==== RECORDS SUPPLIED ====

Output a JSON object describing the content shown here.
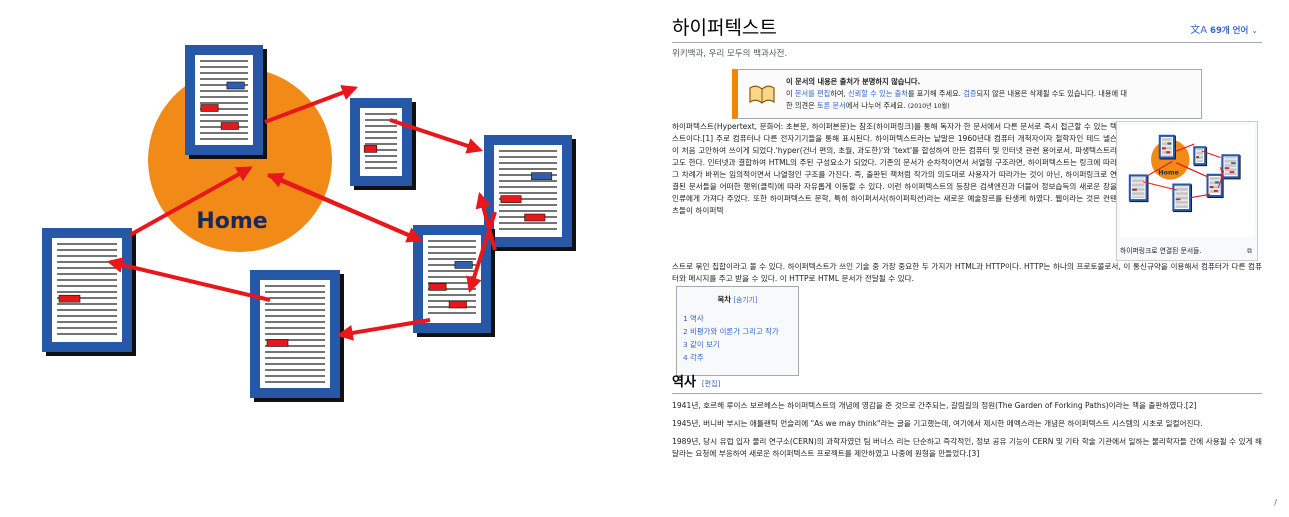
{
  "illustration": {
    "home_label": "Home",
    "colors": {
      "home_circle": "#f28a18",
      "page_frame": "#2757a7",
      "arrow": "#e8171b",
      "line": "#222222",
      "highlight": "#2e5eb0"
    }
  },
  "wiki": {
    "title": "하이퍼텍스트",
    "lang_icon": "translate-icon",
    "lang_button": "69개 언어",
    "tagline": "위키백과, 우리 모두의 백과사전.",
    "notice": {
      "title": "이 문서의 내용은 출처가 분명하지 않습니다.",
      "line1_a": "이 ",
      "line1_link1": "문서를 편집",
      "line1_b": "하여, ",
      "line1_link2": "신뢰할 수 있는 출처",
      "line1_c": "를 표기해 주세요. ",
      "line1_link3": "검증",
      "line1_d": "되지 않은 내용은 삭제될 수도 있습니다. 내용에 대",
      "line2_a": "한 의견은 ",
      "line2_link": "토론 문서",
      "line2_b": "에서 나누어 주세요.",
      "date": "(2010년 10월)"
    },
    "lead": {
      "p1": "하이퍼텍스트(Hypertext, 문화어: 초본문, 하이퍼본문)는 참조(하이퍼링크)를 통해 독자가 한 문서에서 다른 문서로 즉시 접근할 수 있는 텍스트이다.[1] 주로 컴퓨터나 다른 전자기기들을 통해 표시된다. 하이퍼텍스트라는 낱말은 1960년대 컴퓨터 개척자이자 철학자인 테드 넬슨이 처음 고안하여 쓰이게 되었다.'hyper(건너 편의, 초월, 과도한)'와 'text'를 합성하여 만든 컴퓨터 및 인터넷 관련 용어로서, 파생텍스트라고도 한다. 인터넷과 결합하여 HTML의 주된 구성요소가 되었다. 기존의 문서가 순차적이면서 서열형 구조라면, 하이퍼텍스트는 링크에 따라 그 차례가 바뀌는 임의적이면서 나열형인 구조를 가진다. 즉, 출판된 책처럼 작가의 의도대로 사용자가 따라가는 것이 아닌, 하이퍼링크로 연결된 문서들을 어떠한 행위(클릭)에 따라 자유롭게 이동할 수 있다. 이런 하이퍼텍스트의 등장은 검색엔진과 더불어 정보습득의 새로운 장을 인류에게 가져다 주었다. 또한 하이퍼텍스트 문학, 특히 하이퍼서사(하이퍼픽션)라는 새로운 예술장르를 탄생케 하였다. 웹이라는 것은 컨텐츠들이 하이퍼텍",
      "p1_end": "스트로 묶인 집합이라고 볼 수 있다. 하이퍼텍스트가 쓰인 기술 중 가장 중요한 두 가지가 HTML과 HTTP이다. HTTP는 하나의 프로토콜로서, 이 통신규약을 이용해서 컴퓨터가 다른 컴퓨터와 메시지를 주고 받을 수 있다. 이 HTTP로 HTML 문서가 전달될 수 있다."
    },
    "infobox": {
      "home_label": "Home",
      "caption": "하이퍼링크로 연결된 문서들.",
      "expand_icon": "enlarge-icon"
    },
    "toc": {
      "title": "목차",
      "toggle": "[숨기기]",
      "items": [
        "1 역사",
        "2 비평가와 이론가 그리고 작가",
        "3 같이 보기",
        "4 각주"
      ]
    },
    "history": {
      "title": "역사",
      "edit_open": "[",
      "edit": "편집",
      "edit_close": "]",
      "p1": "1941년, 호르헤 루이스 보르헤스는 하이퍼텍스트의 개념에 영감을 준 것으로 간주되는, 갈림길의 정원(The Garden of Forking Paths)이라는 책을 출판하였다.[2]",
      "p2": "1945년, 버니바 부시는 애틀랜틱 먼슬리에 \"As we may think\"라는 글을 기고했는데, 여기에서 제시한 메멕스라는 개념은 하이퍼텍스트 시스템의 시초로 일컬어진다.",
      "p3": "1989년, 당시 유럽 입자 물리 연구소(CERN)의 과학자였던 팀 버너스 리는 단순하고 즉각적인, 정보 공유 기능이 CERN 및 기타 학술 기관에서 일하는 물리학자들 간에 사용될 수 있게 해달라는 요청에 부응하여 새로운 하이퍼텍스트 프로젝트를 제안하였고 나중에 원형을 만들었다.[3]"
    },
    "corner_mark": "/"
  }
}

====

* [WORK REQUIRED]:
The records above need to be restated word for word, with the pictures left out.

* [YOUR SOLUTION]:
Output a JSON object describing the content shown here.
{
  "illustration": {
    "home_label": "Home",
    "colors": {
      "home_circle": "#f28a18",
      "page_frame": "#2757a7",
      "arrow": "#e8171b",
      "line": "#222222",
      "highlight": "#2e5eb0"
    }
  },
  "wiki": {
    "title": "하이퍼텍스트",
    "lang_icon": "translate-icon",
    "lang_button": "69개 언어",
    "tagline": "위키백과, 우리 모두의 백과사전.",
    "notice": {
      "title": "이 문서의 내용은 출처가 분명하지 않습니다.",
      "line1_a": "이 ",
      "line1_link1": "문서를 편집",
      "line1_b": "하여, ",
      "line1_link2": "신뢰할 수 있는 출처",
      "line1_c": "를 표기해 주세요. ",
      "line1_link3": "검증",
      "line1_d": "되지 않은 내용은 삭제될 수도 있습니다. 내용에 대",
      "line2_a": "한 의견은 ",
      "line2_link": "토론 문서",
      "line2_b": "에서 나누어 주세요.",
      "date": "(2010년 10월)"
    },
    "lead": {
      "p1": "하이퍼텍스트(Hypertext, 문화어: 초본문, 하이퍼본문)는 참조(하이퍼링크)를 통해 독자가 한 문서에서 다른 문서로 즉시 접근할 수 있는 텍스트이다.[1] 주로 컴퓨터나 다른 전자기기들을 통해 표시된다. 하이퍼텍스트라는 낱말은 1960년대 컴퓨터 개척자이자 철학자인 테드 넬슨이 처음 고안하여 쓰이게 되었다.'hyper(건너 편의, 초월, 과도한)'와 'text'를 합성하여 만든 컴퓨터 및 인터넷 관련 용어로서, 파생텍스트라고도 한다. 인터넷과 결합하여 HTML의 주된 구성요소가 되었다. 기존의 문서가 순차적이면서 서열형 구조라면, 하이퍼텍스트는 링크에 따라 그 차례가 바뀌는 임의적이면서 나열형인 구조를 가진다. 즉, 출판된 책처럼 작가의 의도대로 사용자가 따라가는 것이 아닌, 하이퍼링크로 연결된 문서들을 어떠한 행위(클릭)에 따라 자유롭게 이동할 수 있다. 이런 하이퍼텍스트의 등장은 검색엔진과 더불어 정보습득의 새로운 장을 인류에게 가져다 주었다. 또한 하이퍼텍스트 문학, 특히 하이퍼서사(하이퍼픽션)라는 새로운 예술장르를 탄생케 하였다. 웹이라는 것은 컨텐츠들이 하이퍼텍",
      "p1_end": "스트로 묶인 집합이라고 볼 수 있다. 하이퍼텍스트가 쓰인 기술 중 가장 중요한 두 가지가 HTML과 HTTP이다. HTTP는 하나의 프로토콜로서, 이 통신규약을 이용해서 컴퓨터가 다른 컴퓨터와 메시지를 주고 받을 수 있다. 이 HTTP로 HTML 문서가 전달될 수 있다."
    },
    "infobox": {
      "home_label": "Home",
      "caption": "하이퍼링크로 연결된 문서들.",
      "expand_icon": "enlarge-icon"
    },
    "toc": {
      "title": "목차",
      "toggle": "[숨기기]",
      "items": [
        "1 역사",
        "2 비평가와 이론가 그리고 작가",
        "3 같이 보기",
        "4 각주"
      ]
    },
    "history": {
      "title": "역사",
      "edit_open": "[",
      "edit": "편집",
      "edit_close": "]",
      "p1": "1941년, 호르헤 루이스 보르헤스는 하이퍼텍스트의 개념에 영감을 준 것으로 간주되는, 갈림길의 정원(The Garden of Forking Paths)이라는 책을 출판하였다.[2]",
      "p2": "1945년, 버니바 부시는 애틀랜틱 먼슬리에 \"As we may think\"라는 글을 기고했는데, 여기에서 제시한 메멕스라는 개념은 하이퍼텍스트 시스템의 시초로 일컬어진다.",
      "p3": "1989년, 당시 유럽 입자 물리 연구소(CERN)의 과학자였던 팀 버너스 리는 단순하고 즉각적인, 정보 공유 기능이 CERN 및 기타 학술 기관에서 일하는 물리학자들 간에 사용될 수 있게 해달라는 요청에 부응하여 새로운 하이퍼텍스트 프로젝트를 제안하였고 나중에 원형을 만들었다.[3]"
    },
    "corner_mark": "/"
  }
}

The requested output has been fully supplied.